Humira's massive profitability provides AbbVie with a tremendous amount of cash flow that it generously uses to reward investors. While the company's preferred capital return method is dividend increases (see below), management also makes occasional acquisitions as well to build out its pipeline.
The only downside to having a massive winner like Humira in its portfolio is that competitors are chomping at the bit to get a piece of the action. That's why companies like Amgen and Coherus BioSciences are racing to bring their own biosimilar versions of Humira to market. If they succeed and Humira's sales tumble, then it is possible that the company's generous dividend payment could be in trouble.
While this is a risk for investors to watch, AbbVie believes that the drug's patents will keep profits flowing into the early 2020s. By then, I think the odds are good that a few of the company's pipeline products will be on the market and ready to pick up the slack.
Looking ahead, analysts are projecting that AbbVie's profits will grow by nearly 14% annually over the next five years. Despite the growth potential, shares are only trading at around 13 times next year's earnings estimates and offer up a dividend yield of 3% (that only consumes about 60% of profits). When combined, I think that makes AbbVie a growth stock that income-seeking investors should get to know.

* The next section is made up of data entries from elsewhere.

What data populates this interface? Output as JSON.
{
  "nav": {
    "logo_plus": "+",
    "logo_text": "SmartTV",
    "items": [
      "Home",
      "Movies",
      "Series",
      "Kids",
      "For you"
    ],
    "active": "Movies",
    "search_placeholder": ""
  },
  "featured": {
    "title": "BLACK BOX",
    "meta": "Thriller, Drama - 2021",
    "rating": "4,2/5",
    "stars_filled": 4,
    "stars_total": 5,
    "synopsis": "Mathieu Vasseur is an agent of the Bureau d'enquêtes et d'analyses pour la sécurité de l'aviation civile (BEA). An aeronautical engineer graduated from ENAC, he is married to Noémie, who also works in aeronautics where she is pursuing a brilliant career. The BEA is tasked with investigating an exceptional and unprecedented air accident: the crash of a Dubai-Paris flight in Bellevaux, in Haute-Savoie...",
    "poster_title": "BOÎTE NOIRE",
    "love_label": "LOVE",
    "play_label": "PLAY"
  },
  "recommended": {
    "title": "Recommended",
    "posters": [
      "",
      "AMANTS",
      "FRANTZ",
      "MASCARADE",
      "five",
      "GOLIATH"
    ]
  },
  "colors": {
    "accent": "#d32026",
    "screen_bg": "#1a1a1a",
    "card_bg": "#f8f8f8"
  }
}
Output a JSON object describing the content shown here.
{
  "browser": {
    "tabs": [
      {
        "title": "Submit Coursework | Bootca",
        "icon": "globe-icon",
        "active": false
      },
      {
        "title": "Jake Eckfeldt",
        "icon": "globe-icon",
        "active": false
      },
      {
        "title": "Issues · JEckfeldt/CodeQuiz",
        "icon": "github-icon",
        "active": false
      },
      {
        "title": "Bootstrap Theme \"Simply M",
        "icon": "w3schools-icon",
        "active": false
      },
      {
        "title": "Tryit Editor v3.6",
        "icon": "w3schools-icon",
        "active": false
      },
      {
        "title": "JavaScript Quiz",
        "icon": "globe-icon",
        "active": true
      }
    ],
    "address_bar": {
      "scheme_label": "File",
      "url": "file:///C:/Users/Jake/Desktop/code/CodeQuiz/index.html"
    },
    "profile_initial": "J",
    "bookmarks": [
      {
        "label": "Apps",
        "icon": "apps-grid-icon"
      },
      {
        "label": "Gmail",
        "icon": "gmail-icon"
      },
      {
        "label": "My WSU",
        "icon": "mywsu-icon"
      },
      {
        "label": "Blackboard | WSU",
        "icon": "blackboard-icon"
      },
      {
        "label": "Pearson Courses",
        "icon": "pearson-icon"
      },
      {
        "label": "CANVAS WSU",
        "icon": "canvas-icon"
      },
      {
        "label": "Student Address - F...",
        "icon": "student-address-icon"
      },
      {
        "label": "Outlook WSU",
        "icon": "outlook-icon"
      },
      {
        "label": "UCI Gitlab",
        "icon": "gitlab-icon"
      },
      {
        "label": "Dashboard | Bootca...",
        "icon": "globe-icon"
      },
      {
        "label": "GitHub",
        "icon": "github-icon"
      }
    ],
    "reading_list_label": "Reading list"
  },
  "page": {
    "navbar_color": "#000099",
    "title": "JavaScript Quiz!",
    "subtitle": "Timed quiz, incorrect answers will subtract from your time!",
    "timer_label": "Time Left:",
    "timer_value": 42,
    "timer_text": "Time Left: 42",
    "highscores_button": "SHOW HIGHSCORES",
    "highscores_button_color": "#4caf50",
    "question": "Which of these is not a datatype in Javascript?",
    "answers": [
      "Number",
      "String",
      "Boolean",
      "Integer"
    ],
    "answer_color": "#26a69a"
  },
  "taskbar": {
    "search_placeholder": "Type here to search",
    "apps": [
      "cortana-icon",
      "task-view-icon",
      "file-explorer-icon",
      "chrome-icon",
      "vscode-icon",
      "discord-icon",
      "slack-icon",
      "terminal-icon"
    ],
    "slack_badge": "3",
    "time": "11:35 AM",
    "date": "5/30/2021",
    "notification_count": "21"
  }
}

Brian Feroldi has no position in any of the stocks mentioned. George Budwell owns shares of Pfizer. Sean Williams has no position in any of the stocks mentioned. The Motley Fool has no position in any of the stocks mentioned. The Motley Fool has a disclosure policy.